Some people might hear “psoriasis” and think of the skin disease that causes itchy, scaly rashes and crumbling nails. It’s true, psoriasis is an autoimmune disease that primarily affects the skin. But about 30 percent of people with psoriasis also develop a form of inflammatory arthritis called psoriatic arthritis (PsA). Like psoriasis, PsA is an autoimmune disease, meaning it occurs when the body’s immune system mistakenly attacks healthy tissue, in this case the joints and skin. The faulty immune response causes inflammation that triggers joint pain, stiffness and swelling. The inflammation can affect the entire body and may lead to permanent joint and tissue damage if it is not treated early and aggressively.

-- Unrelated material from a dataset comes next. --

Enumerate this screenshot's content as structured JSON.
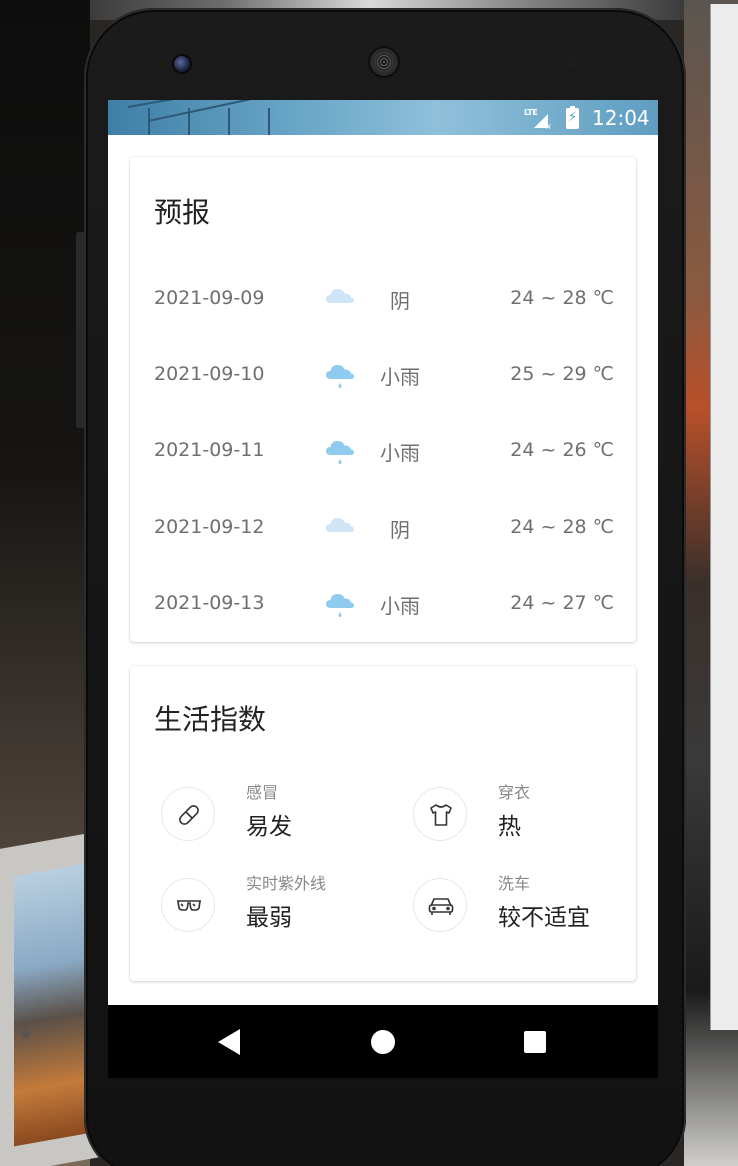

Most people with psoriatic arthritis have skin symptoms before joint symptoms. However, sometimes the joint pain and stiffness strikes first. In some cases, people get psoriatic arthritis without any skin changes.

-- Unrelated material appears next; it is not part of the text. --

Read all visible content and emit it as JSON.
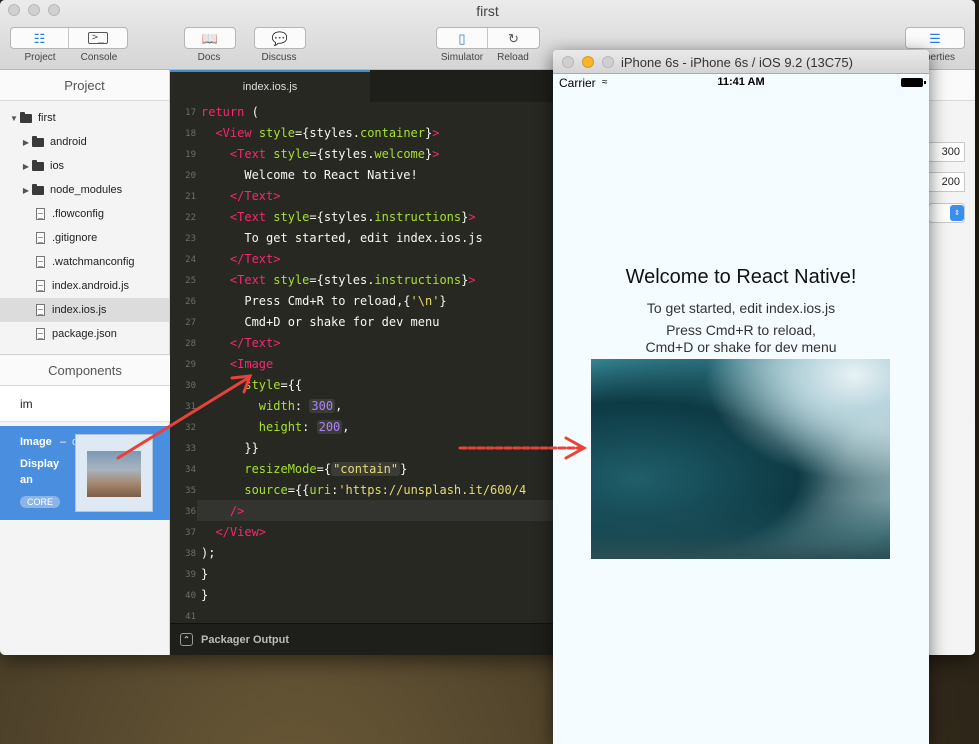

The disease may lay dormant in the body until triggered by some outside influence, such as a common throat infection. Another theory suggesting that bacteria on the skin triggers the immune response that leads to joint inflammation has yet to be proven.